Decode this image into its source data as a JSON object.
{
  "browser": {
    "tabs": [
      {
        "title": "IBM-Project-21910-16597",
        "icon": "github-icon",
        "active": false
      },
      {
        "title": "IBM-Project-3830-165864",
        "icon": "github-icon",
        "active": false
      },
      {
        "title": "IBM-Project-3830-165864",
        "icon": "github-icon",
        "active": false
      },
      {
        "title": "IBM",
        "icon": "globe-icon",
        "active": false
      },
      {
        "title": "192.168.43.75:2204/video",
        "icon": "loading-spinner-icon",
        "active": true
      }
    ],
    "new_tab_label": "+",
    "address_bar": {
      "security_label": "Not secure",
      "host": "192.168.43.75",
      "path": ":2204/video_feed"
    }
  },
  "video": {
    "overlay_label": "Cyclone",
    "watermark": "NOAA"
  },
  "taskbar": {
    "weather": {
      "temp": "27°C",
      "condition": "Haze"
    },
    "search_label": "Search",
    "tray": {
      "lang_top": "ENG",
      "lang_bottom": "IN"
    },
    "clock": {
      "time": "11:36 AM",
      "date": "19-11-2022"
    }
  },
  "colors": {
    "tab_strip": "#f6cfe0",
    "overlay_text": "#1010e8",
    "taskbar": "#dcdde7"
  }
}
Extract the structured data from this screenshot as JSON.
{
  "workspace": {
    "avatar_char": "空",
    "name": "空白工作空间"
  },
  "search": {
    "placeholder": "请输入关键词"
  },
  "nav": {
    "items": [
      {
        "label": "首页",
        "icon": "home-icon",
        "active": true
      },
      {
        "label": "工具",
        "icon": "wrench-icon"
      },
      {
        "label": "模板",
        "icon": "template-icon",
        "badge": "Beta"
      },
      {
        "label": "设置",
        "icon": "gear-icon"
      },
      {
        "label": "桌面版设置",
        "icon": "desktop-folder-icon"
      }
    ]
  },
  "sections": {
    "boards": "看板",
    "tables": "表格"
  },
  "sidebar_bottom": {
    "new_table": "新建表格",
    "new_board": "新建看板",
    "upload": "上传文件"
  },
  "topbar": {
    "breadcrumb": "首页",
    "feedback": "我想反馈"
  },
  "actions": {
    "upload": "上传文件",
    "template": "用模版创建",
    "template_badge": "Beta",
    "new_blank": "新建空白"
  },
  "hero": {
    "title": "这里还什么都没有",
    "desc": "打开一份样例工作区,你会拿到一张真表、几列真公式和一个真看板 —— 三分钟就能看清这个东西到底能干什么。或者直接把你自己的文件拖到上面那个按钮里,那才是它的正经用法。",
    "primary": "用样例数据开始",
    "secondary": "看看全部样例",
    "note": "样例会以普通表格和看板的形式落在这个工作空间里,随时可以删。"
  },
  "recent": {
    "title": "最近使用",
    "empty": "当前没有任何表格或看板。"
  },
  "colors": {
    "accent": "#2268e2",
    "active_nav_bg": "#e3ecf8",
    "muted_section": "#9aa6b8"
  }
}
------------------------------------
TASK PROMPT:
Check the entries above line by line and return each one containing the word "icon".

OUTPUT FOR THIS TASK:
        "icon": "github-icon",
        "icon": "github-icon",
        "icon": "github-icon",
        "icon": "globe-icon",
        "icon": "loading-spinner-icon",
        "icon": "home-icon",
        "icon": "wrench-icon"
        "icon": "template-icon",
        "icon": "gear-icon"
        "icon": "desktop-folder-icon"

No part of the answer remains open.